After one utterly extraordinary rendition of “A Love Supreme,” Coltrane stepped off the stage, put down his saxophone, and said simply, “Nunc dimittis.” (These are the opening Latin words for the ancient prayer of Simeon, sung traditionally at evening prayers: “Lord, now lettest thou thy servant depart in peace, for mine eyes have seen thy salvation.”) Coltrane felt he could never play the piece more perfectly. If his whole life had been lived for that passionate thirty-two minute jazz prayer, it would have been worth it. He was ready to go.
“To play was to be,” said Yehudi Menuhin. “All the rest was rehearsal,” said Artie Shaw. “Nunc dimittis,” said John Coltrane. Somehow we human beings are never happier than when we are expressing the deepest gifts that are truly us. And often we get a revealing glimpse of these gifts early in life. Graham Greene wrote in The Power and the Glory, “There is always one moment in childhood when the door opens and lets the future in.” Countless examples could be added to these stories, but they all point to another crucial aspect of calling – God normally calls us along the line of our giftedness, but the purpose of giftedness is stewardship and service, not selfishness.
Birthed by Le Sirenuse, a luxury hotel on the Amalfi Coast, Eau d’Italie is a collection of fragrances that invite “a journey through the senses of Italian creativity.” The original fragrance, Eau d’Italie, remains the best. Imagine an evening outdoors at Franco’s Bar, which belongs to the hotel and overlooks the Li Galli Islands, where legendary sirens bewitched sailors with their irresistible songs. Surrounded by magnolia flowers and citrus trees, you drink an Aperol spritz that mimics the colors of the sunset. A gentle sea breeze carries hints of incense and musk. Wearing Eau d’Italie transports you to paradise.
Top: Incense, Bergamot, Blackcurrant Buds
Middle: Mineral Notes, Magnolia, Tuberose
Base: Amber, Patchouli, Yellow Sweet Clover, Music
I am teleological educator. By this I mean that we should begin with the end (telos, from the the Greek τέλος for “end” or “purpose”) of education and then work backwards. In the final chapter of The Idea of a Christian College (1975), Wheaton College philosophy professor, Arthur F. Holmes, turns to “The Marks of an Educated Christian.” I appreciate his emphasis on character formation through the practice of virtues, responsible action, and self-knowledge. The content below is reproduced in bullet points rather than paragraphs for ease of reading.

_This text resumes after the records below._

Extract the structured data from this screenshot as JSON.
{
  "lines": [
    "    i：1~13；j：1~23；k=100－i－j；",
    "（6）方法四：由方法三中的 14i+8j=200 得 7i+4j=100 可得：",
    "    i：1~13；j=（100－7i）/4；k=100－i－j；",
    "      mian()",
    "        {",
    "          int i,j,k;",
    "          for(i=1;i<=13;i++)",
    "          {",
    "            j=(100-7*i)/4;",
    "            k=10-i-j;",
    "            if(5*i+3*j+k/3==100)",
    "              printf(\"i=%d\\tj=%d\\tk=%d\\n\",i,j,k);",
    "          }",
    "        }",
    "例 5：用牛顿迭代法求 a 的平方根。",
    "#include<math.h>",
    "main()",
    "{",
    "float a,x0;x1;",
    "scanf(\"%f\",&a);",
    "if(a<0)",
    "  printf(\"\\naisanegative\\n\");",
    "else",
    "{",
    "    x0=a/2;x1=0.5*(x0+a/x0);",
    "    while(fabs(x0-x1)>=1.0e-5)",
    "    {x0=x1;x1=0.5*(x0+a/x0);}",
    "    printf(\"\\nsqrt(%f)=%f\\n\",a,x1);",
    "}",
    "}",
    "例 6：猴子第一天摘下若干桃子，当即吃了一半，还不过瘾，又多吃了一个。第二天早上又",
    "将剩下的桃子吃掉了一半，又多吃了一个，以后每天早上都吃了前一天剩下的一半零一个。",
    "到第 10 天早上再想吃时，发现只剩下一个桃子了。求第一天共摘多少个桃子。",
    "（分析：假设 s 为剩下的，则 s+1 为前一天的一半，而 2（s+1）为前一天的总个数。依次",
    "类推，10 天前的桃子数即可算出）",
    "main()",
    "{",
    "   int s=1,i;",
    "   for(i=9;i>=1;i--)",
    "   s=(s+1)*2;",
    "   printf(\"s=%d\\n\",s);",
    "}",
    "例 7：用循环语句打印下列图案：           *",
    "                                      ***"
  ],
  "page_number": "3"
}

1. Spiritual Virtues
2. Moral Virtues
3. Intellectual Virtues
4. Responsible Action
QUESTIONS: What do you think are the marks of an educated Christian? What would be your main categories? Would you criticize anything in Holmes’ account, or add to it if something is missing?
During every summer recess from the academic year, I come up with a reading plan, which is usually too ambitious. Nevertheless, these are the books that I want to read in the coming months.
L E I S U R E
F I C T I O N
N O N – F I C T I O N
W O R K